Uzbek militants escape from detention in Indonesia; 2 dead
Jakarta (AP) — Three suspected Uzbek militants escaped from an immigration detention center in Indonesia’s capital after fatally stabbing an officer and seriously injuring four others, police said Wednesday.
Two were later recaptured and the third drowned in a canal while being pursued by police, said Aswin Siregar, operations chief of the elite counterterrorism police group known as Densus 88.
The three men were among four Uzbek nationals detained by Densus 88 on March 24 following a tip from Uzbekistan’s state security service that they were believed to be members of the al-Qaida-linked militant group Khatiba al-Tawhid wal-Jihad, Siregar said.
He said they arrived in Indonesia from Turkey in February and authorities detected that they were spreading propaganda and recruiting followers on social media. They were detained and held in an immigration detention center in western Jakarta while awaiting deportation proceedings.
Three of men broke through the ceiling of their detention room on Monday and attacked officers who were having their predawn meal during the Ramadan fasting month, Siregar said. The fourth man did not join the escape attempt and remained in custody, he said.
He said an immigration officer was fatally stabbed after the three men grabbed knifes from a pantry. Four officers, including two Densus 88 members, were hospitalized with serious injuries, he said.
A preliminary investigation showed that the attack was triggered by fears among the men that they would be deported to their home country after they were visited by consular officers from the Uzbekistan Embassy, Siregar said.

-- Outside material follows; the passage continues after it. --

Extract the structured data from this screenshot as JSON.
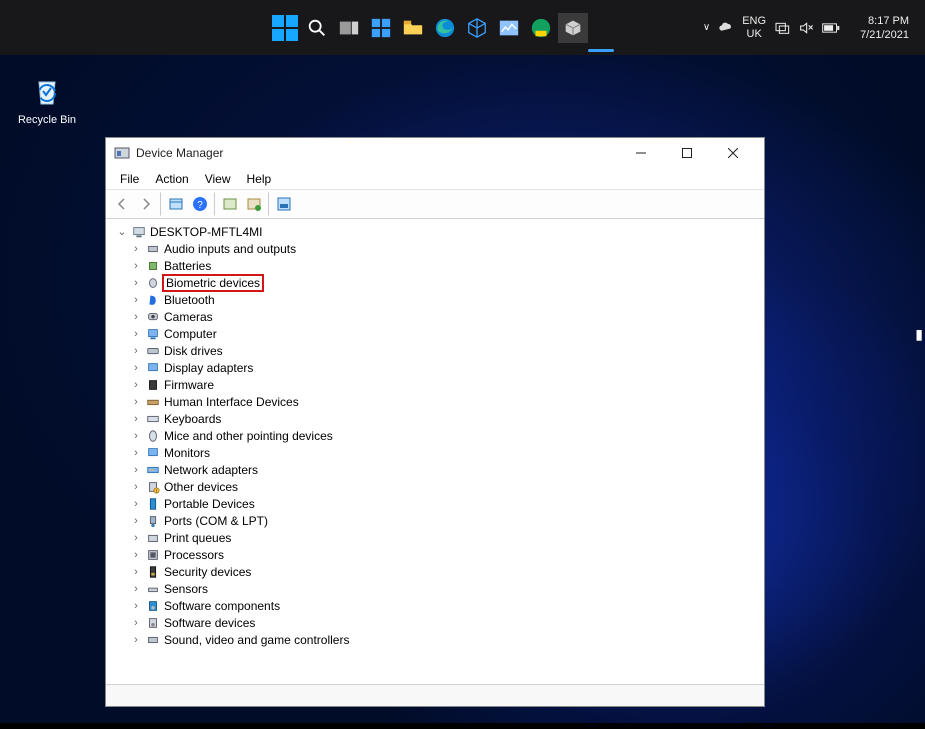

“They had tried to flee because they did not want to be sent back to Uzbekistan and face harsher punishment,” Siregar said, “We are still investigating this case, but they will be tried in Indonesia for the killing.”
He said two of the suspects had traveled to Syria and joined a militant training camp there.
Indonesia, the world’s most populous Muslim nation, has carried out a sustained crackdown on Islamic militants since bombings on the tourist island of Bali in 2002 by the Jemaah Islamiyah network killed 202 people, mostly foreigners.
The network was neutralized following the arrests of hundreds of its members. But new threats have emerged from Islamic State group-inspired radicals who have targeted security forces and local “infidels” instead of Westerners.
Since March 2022, Khatiba al-Tawhid wal-Jihad, a splinter faction of the Uzbek-led militant organization Jannat Oshiklari, has been on a U.N. Security Council sanctions list for being associated with al-Qaida.
The Security Council said the group has about 500 fighters and operates under the umbrella of the international extremist organization al-Nusrah Front in the Syrian provinces of Hama, Idlib and Ladhiqiyah.
In 2016, the group organized an attack on the Chinese Embassy in Bishkek, the capital of Kyrgyzstan, according to the U.N. The sanctions imposed by the Security Council include a travel ban, an assets freeze and an arms embargo.